(Data records for software interfaces)
····················
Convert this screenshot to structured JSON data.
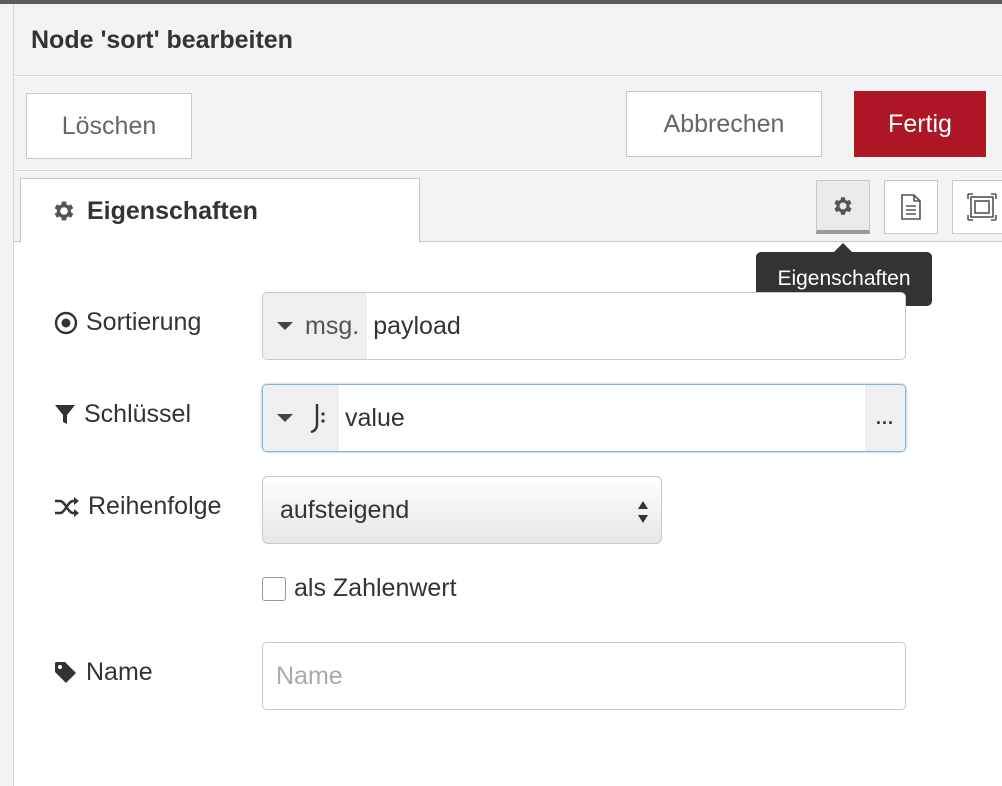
{
  "dialog": {
    "title": "Node 'sort' bearbeiten"
  },
  "toolbar": {
    "delete_label": "Löschen",
    "cancel_label": "Abbrechen",
    "done_label": "Fertig"
  },
  "tabs": {
    "active_label": "Eigenschaften",
    "tooltip": "Eigenschaften",
    "icons": [
      "gear-icon",
      "description-icon",
      "appearance-icon"
    ]
  },
  "form": {
    "sort": {
      "label": "Sortierung",
      "type_prefix": "msg.",
      "value": "payload"
    },
    "key": {
      "label": "Schlüssel",
      "value": "value",
      "expand": "..."
    },
    "order": {
      "label": "Reihenfolge",
      "selected": "aufsteigend"
    },
    "numeric": {
      "label": "als Zahlenwert",
      "checked": false
    },
    "name": {
      "label": "Name",
      "placeholder": "Name",
      "value": ""
    }
  },
  "colors": {
    "accent": "#ad1625",
    "focus": "#86aee0"
  }
}
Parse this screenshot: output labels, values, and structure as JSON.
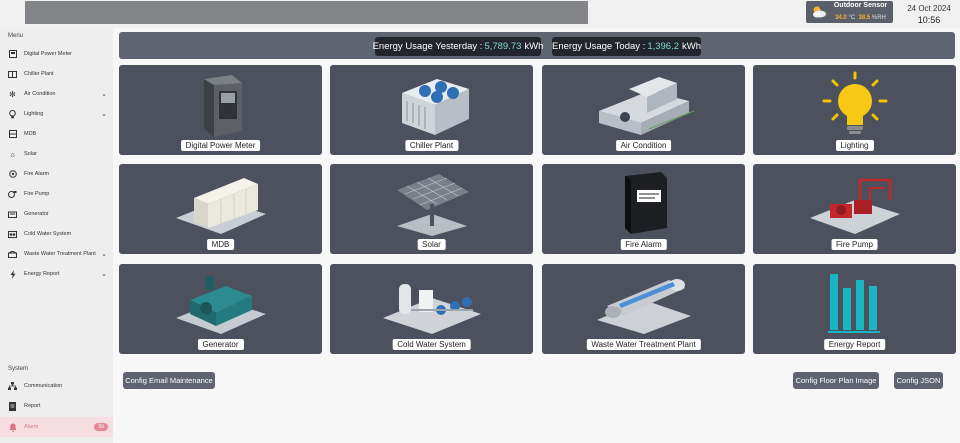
{
  "header": {
    "sensor": {
      "title": "Outdoor Sensor",
      "temp": "34.0",
      "temp_unit": "°C",
      "humidity": "38.5",
      "humidity_unit": "%RH",
      "icon": "partly-cloudy-icon"
    },
    "date": "24 Oct 2024",
    "time": "10:56"
  },
  "sidebar": {
    "menu_label": "Menu",
    "items": [
      {
        "label": "Digital Power Meter",
        "icon": "power-meter-icon",
        "expandable": false
      },
      {
        "label": "Chiller Plant",
        "icon": "chiller-icon",
        "expandable": false
      },
      {
        "label": "Air Condition",
        "icon": "fan-icon",
        "expandable": true
      },
      {
        "label": "Lighting",
        "icon": "bulb-icon",
        "expandable": true
      },
      {
        "label": "MDB",
        "icon": "mdb-icon",
        "expandable": false
      },
      {
        "label": "Solar",
        "icon": "sun-icon",
        "expandable": false
      },
      {
        "label": "Fire Alarm",
        "icon": "fire-alarm-icon",
        "expandable": false
      },
      {
        "label": "Fire Pump",
        "icon": "fire-pump-icon",
        "expandable": false
      },
      {
        "label": "Generator",
        "icon": "generator-icon",
        "expandable": false
      },
      {
        "label": "Cold Water System",
        "icon": "water-system-icon",
        "expandable": false
      },
      {
        "label": "Waste Water Treatment Plant",
        "icon": "water-plant-icon",
        "expandable": true
      },
      {
        "label": "Energy Report",
        "icon": "lightning-icon",
        "expandable": true
      }
    ],
    "system_label": "System",
    "system_items": [
      {
        "label": "Communication",
        "icon": "network-icon"
      },
      {
        "label": "Report",
        "icon": "report-icon"
      },
      {
        "label": "Alarm",
        "icon": "bell-icon",
        "badge": "56"
      }
    ]
  },
  "energy": {
    "yesterday_label": "Energy Usage Yesterday :",
    "yesterday_value": "5,789.73",
    "today_label": "Energy Usage Today :",
    "today_value": "1,396.2",
    "unit": "kWh"
  },
  "cards": [
    {
      "label": "Digital Power Meter"
    },
    {
      "label": "Chiller Plant"
    },
    {
      "label": "Air Condition"
    },
    {
      "label": "Lighting"
    },
    {
      "label": "MDB"
    },
    {
      "label": "Solar"
    },
    {
      "label": "Fire Alarm"
    },
    {
      "label": "Fire Pump"
    },
    {
      "label": "Generator"
    },
    {
      "label": "Cold Water System"
    },
    {
      "label": "Waste Water Treatment Plant"
    },
    {
      "label": "Energy Report"
    }
  ],
  "buttons": {
    "email": "Config Email Maintenance",
    "floor_plan": "Config Floor Plan Image",
    "json": "Config JSON"
  },
  "colors": {
    "accent_value": "#7fd9cf",
    "card_bg": "#4c515d",
    "alarm_badge": "#e58a95"
  }
}
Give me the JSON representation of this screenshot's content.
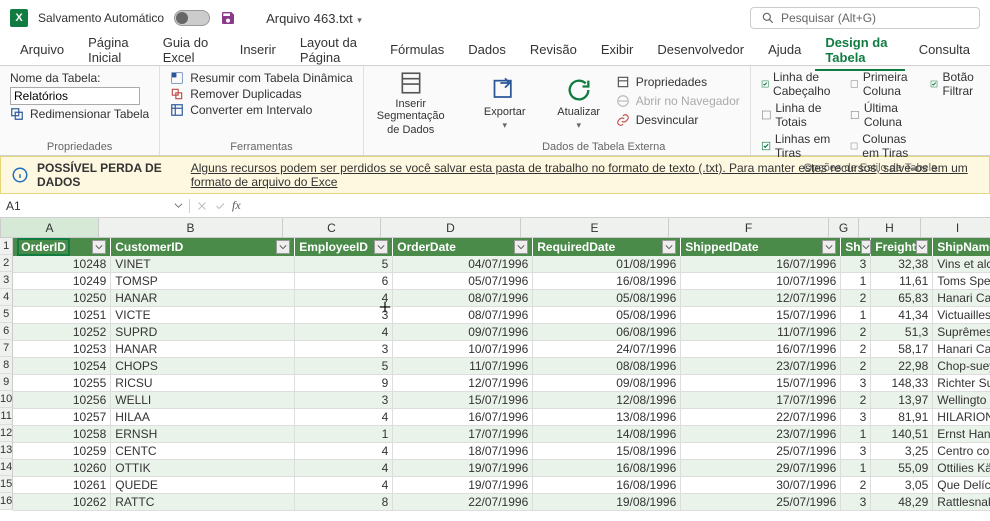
{
  "titlebar": {
    "autosave": "Salvamento Automático",
    "filename": "Arquivo 463.txt",
    "search_placeholder": "Pesquisar (Alt+G)"
  },
  "tabs": [
    "Arquivo",
    "Página Inicial",
    "Guia do Excel",
    "Inserir",
    "Layout da Página",
    "Fórmulas",
    "Dados",
    "Revisão",
    "Exibir",
    "Desenvolvedor",
    "Ajuda",
    "Design da Tabela",
    "Consulta"
  ],
  "active_tab": "Design da Tabela",
  "ribbon": {
    "props": {
      "name_label": "Nome da Tabela:",
      "name_value": "Relatórios",
      "resize": "Redimensionar Tabela",
      "group": "Propriedades"
    },
    "tools": {
      "pivot": "Resumir com Tabela Dinâmica",
      "dup": "Remover Duplicadas",
      "range": "Converter em Intervalo",
      "group": "Ferramentas"
    },
    "slicer": {
      "line1": "Inserir Segmentação",
      "line2": "de Dados"
    },
    "export": {
      "label": "Exportar"
    },
    "refresh": {
      "label": "Atualizar"
    },
    "ext": {
      "props": "Propriedades",
      "browser": "Abrir no Navegador",
      "unlink": "Desvincular",
      "group": "Dados de Tabela Externa"
    },
    "styleopts": {
      "header": "Linha de Cabeçalho",
      "totals": "Linha de Totais",
      "banded_rows": "Linhas em Tiras",
      "first": "Primeira Coluna",
      "last": "Última Coluna",
      "banded_cols": "Colunas em Tiras",
      "filter": "Botão Filtrar",
      "group": "Opções de Estilo de Tabela"
    }
  },
  "warning": {
    "bold": "POSSÍVEL PERDA DE DADOS",
    "text": "Alguns recursos podem ser perdidos se você salvar esta pasta de trabalho no formato de texto (.txt). Para manter estes recursos, salve-os em um formato de arquivo do Exce"
  },
  "namebox": "A1",
  "col_letters": [
    "A",
    "B",
    "C",
    "D",
    "E",
    "F",
    "G",
    "H",
    "I"
  ],
  "table_headers": [
    "OrderID",
    "CustomerID",
    "EmployeeID",
    "OrderDate",
    "RequiredDate",
    "ShippedDate",
    "Sh",
    "Freight",
    "ShipName"
  ],
  "rows": [
    {
      "n": 1
    },
    {
      "n": 2,
      "A": "10248",
      "B": "VINET",
      "C": "5",
      "D": "04/07/1996",
      "E": "01/08/1996",
      "F": "16/07/1996",
      "G": "3",
      "H": "32,38",
      "I": "Vins et alc"
    },
    {
      "n": 3,
      "A": "10249",
      "B": "TOMSP",
      "C": "6",
      "D": "05/07/1996",
      "E": "16/08/1996",
      "F": "10/07/1996",
      "G": "1",
      "H": "11,61",
      "I": "Toms Spez"
    },
    {
      "n": 4,
      "A": "10250",
      "B": "HANAR",
      "C": "4",
      "D": "08/07/1996",
      "E": "05/08/1996",
      "F": "12/07/1996",
      "G": "2",
      "H": "65,83",
      "I": "Hanari Car"
    },
    {
      "n": 5,
      "A": "10251",
      "B": "VICTE",
      "C": "3",
      "D": "08/07/1996",
      "E": "05/08/1996",
      "F": "15/07/1996",
      "G": "1",
      "H": "41,34",
      "I": "Victuailles"
    },
    {
      "n": 6,
      "A": "10252",
      "B": "SUPRD",
      "C": "4",
      "D": "09/07/1996",
      "E": "06/08/1996",
      "F": "11/07/1996",
      "G": "2",
      "H": "51,3",
      "I": "Suprêmes"
    },
    {
      "n": 7,
      "A": "10253",
      "B": "HANAR",
      "C": "3",
      "D": "10/07/1996",
      "E": "24/07/1996",
      "F": "16/07/1996",
      "G": "2",
      "H": "58,17",
      "I": "Hanari Car"
    },
    {
      "n": 8,
      "A": "10254",
      "B": "CHOPS",
      "C": "5",
      "D": "11/07/1996",
      "E": "08/08/1996",
      "F": "23/07/1996",
      "G": "2",
      "H": "22,98",
      "I": "Chop-suey"
    },
    {
      "n": 9,
      "A": "10255",
      "B": "RICSU",
      "C": "9",
      "D": "12/07/1996",
      "E": "09/08/1996",
      "F": "15/07/1996",
      "G": "3",
      "H": "148,33",
      "I": "Richter Su"
    },
    {
      "n": 10,
      "A": "10256",
      "B": "WELLI",
      "C": "3",
      "D": "15/07/1996",
      "E": "12/08/1996",
      "F": "17/07/1996",
      "G": "2",
      "H": "13,97",
      "I": "Wellingto"
    },
    {
      "n": 11,
      "A": "10257",
      "B": "HILAA",
      "C": "4",
      "D": "16/07/1996",
      "E": "13/08/1996",
      "F": "22/07/1996",
      "G": "3",
      "H": "81,91",
      "I": "HILARION-"
    },
    {
      "n": 12,
      "A": "10258",
      "B": "ERNSH",
      "C": "1",
      "D": "17/07/1996",
      "E": "14/08/1996",
      "F": "23/07/1996",
      "G": "1",
      "H": "140,51",
      "I": "Ernst Hanc"
    },
    {
      "n": 13,
      "A": "10259",
      "B": "CENTC",
      "C": "4",
      "D": "18/07/1996",
      "E": "15/08/1996",
      "F": "25/07/1996",
      "G": "3",
      "H": "3,25",
      "I": "Centro cor"
    },
    {
      "n": 14,
      "A": "10260",
      "B": "OTTIK",
      "C": "4",
      "D": "19/07/1996",
      "E": "16/08/1996",
      "F": "29/07/1996",
      "G": "1",
      "H": "55,09",
      "I": "Ottilies Kä"
    },
    {
      "n": 15,
      "A": "10261",
      "B": "QUEDE",
      "C": "4",
      "D": "19/07/1996",
      "E": "16/08/1996",
      "F": "30/07/1996",
      "G": "2",
      "H": "3,05",
      "I": "Que Delíci"
    },
    {
      "n": 16,
      "A": "10262",
      "B": "RATTC",
      "C": "8",
      "D": "22/07/1996",
      "E": "19/08/1996",
      "F": "25/07/1996",
      "G": "3",
      "H": "48,29",
      "I": "Rattlesnak"
    }
  ]
}
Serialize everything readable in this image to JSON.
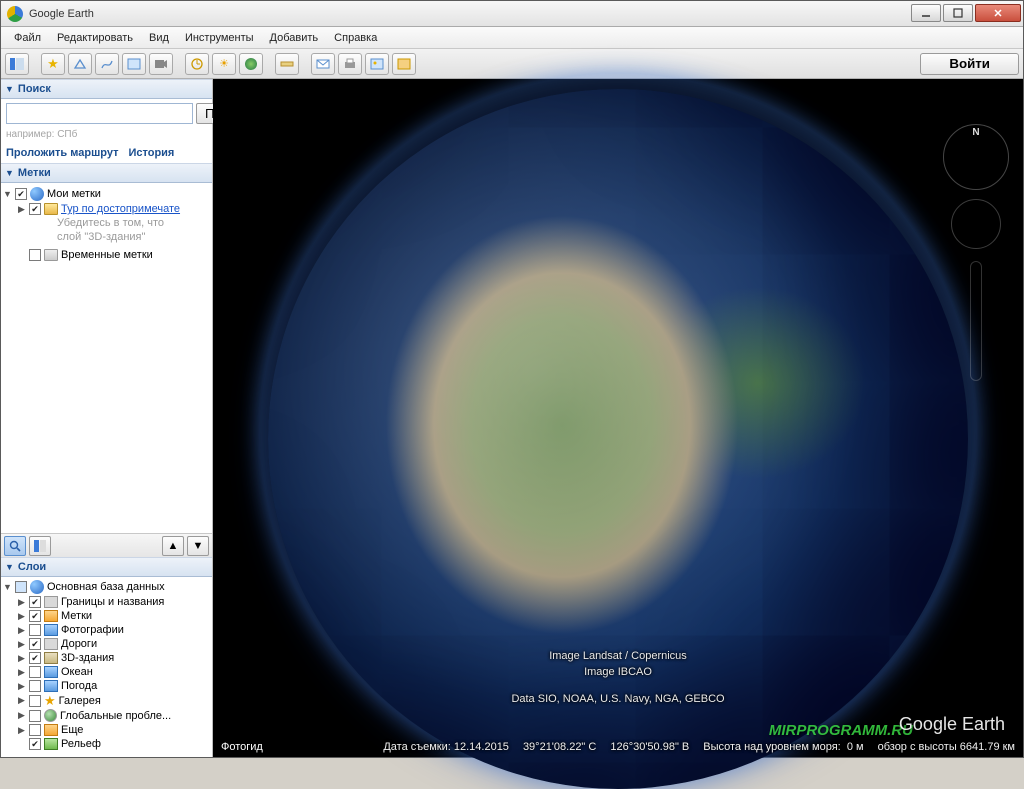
{
  "window": {
    "title": "Google Earth"
  },
  "menu": {
    "file": "Файл",
    "edit": "Редактировать",
    "view": "Вид",
    "tools": "Инструменты",
    "add": "Добавить",
    "help": "Справка"
  },
  "toolbar": {
    "login": "Войти",
    "icons": [
      "hide-sidebar",
      "placemark",
      "polygon",
      "path",
      "image-overlay",
      "record-tour",
      "history",
      "sunlight",
      "planet",
      "ruler",
      "email",
      "print",
      "save-image",
      "view-in-maps"
    ]
  },
  "sidebar": {
    "search": {
      "title": "Поиск",
      "button": "Поиск",
      "hint": "например: СПб",
      "route": "Проложить маршрут",
      "history": "История"
    },
    "places": {
      "title": "Метки",
      "my_places": "Мои метки",
      "tour_link": "Тур по достопримечате",
      "tour_hint1": "Убедитесь в том, что",
      "tour_hint2": "слой \"3D-здания\"",
      "temp_places": "Временные метки"
    },
    "layers": {
      "title": "Слои",
      "primary_db": "Основная база данных",
      "items": [
        {
          "label": "Границы и названия",
          "checked": true
        },
        {
          "label": "Метки",
          "checked": true
        },
        {
          "label": "Фотографии",
          "checked": false
        },
        {
          "label": "Дороги",
          "checked": true
        },
        {
          "label": "3D-здания",
          "checked": true
        },
        {
          "label": "Океан",
          "checked": false
        },
        {
          "label": "Погода",
          "checked": false
        },
        {
          "label": "Галерея",
          "checked": false
        },
        {
          "label": "Глобальные пробле...",
          "checked": false
        },
        {
          "label": "Еще",
          "checked": false
        },
        {
          "label": "Рельеф",
          "checked": true
        }
      ]
    }
  },
  "map": {
    "compass_n": "N",
    "attrib1": "Image Landsat / Copernicus",
    "attrib2": "Image IBCAO",
    "attrib3": "Data SIO, NOAA, U.S. Navy, NGA, GEBCO",
    "ge_logo": "Google Earth",
    "watermark": "MIRPROGRAMM.RU"
  },
  "status": {
    "photoguide": "Фотогид",
    "imagery_date_label": "Дата съемки:",
    "imagery_date": "12.14.2015",
    "lat": "39°21'08.22\" С",
    "lon": "126°30'50.98\" В",
    "elev_label": "Высота над уровнем моря:",
    "elev": "0 м",
    "eye_label": "обзор с высоты",
    "eye": "6641.79 км"
  }
}
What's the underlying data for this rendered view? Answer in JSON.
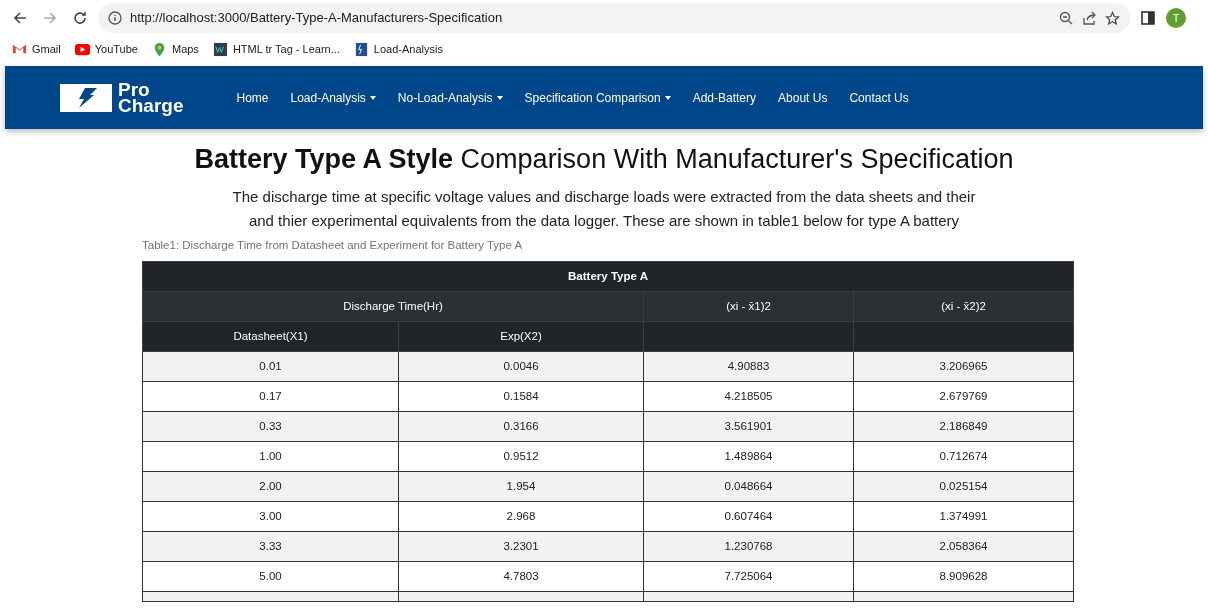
{
  "browser": {
    "url": "http://localhost:3000/Battery-Type-A-Manufacturers-Specification",
    "profile_initial": "T",
    "bookmarks": [
      {
        "label": "Gmail",
        "kind": "gmail"
      },
      {
        "label": "YouTube",
        "kind": "youtube"
      },
      {
        "label": "Maps",
        "kind": "maps"
      },
      {
        "label": "HTML tr Tag - Learn...",
        "kind": "w3"
      },
      {
        "label": "Load-Analysis",
        "kind": "site"
      }
    ]
  },
  "navbar": {
    "brand_line_1": "Pro",
    "brand_line_2": "Charge",
    "items": [
      {
        "label": "Home",
        "dropdown": false
      },
      {
        "label": "Load-Analysis",
        "dropdown": true
      },
      {
        "label": "No-Load-Analysis",
        "dropdown": true
      },
      {
        "label": "Specification Comparison",
        "dropdown": true
      },
      {
        "label": "Add-Battery",
        "dropdown": false
      },
      {
        "label": "About Us",
        "dropdown": false
      },
      {
        "label": "Contact Us",
        "dropdown": false
      }
    ]
  },
  "heading": "**Battery Type A Style** Comparison With Manufacturer's Specification",
  "intro": [
    "The discharge time at specific voltage values and discharge loads were extracted from the data sheets and their",
    "and thier experimental equivalents from the data logger. These are shown in table1 below for type A battery"
  ],
  "table": {
    "caption": "Table1: Discharge Time from Datasheet and Experiment for Battery Type A",
    "title": "Battery Type A",
    "group_header": "Discharge Time(Hr)",
    "header_3": "(xi - x̄1)2",
    "header_4": "(xi - x̄2)2",
    "columns": [
      "Datasheet(X1)",
      "Exp(X2)"
    ],
    "rows": [
      [
        "0.01",
        "0.0046",
        "4.90883",
        "3.206965"
      ],
      [
        "0.17",
        "0.1584",
        "4.218505",
        "2.679769"
      ],
      [
        "0.33",
        "0.3166",
        "3.561901",
        "2.186849"
      ],
      [
        "1.00",
        "0.9512",
        "1.489864",
        "0.712674"
      ],
      [
        "2.00",
        "1.954",
        "0.048664",
        "0.025154"
      ],
      [
        "3.00",
        "2.968",
        "0.607464",
        "1.374991"
      ],
      [
        "3.33",
        "3.2301",
        "1.230768",
        "2.058364"
      ],
      [
        "5.00",
        "4.7803",
        "7.725064",
        "8.909628"
      ]
    ]
  }
}
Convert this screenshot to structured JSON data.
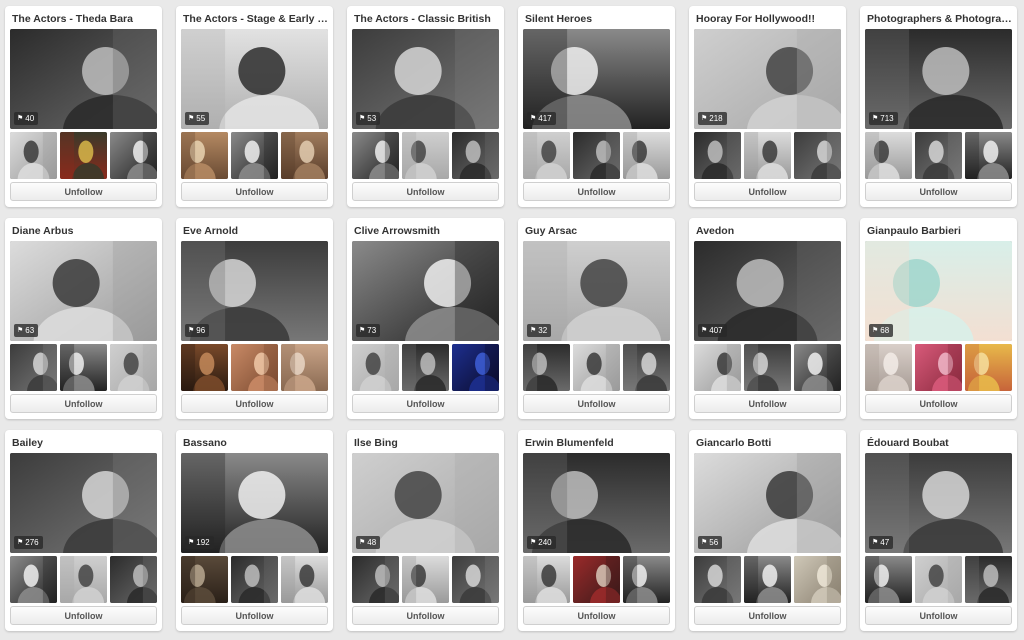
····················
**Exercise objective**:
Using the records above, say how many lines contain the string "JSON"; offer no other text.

**Solved problem**:
7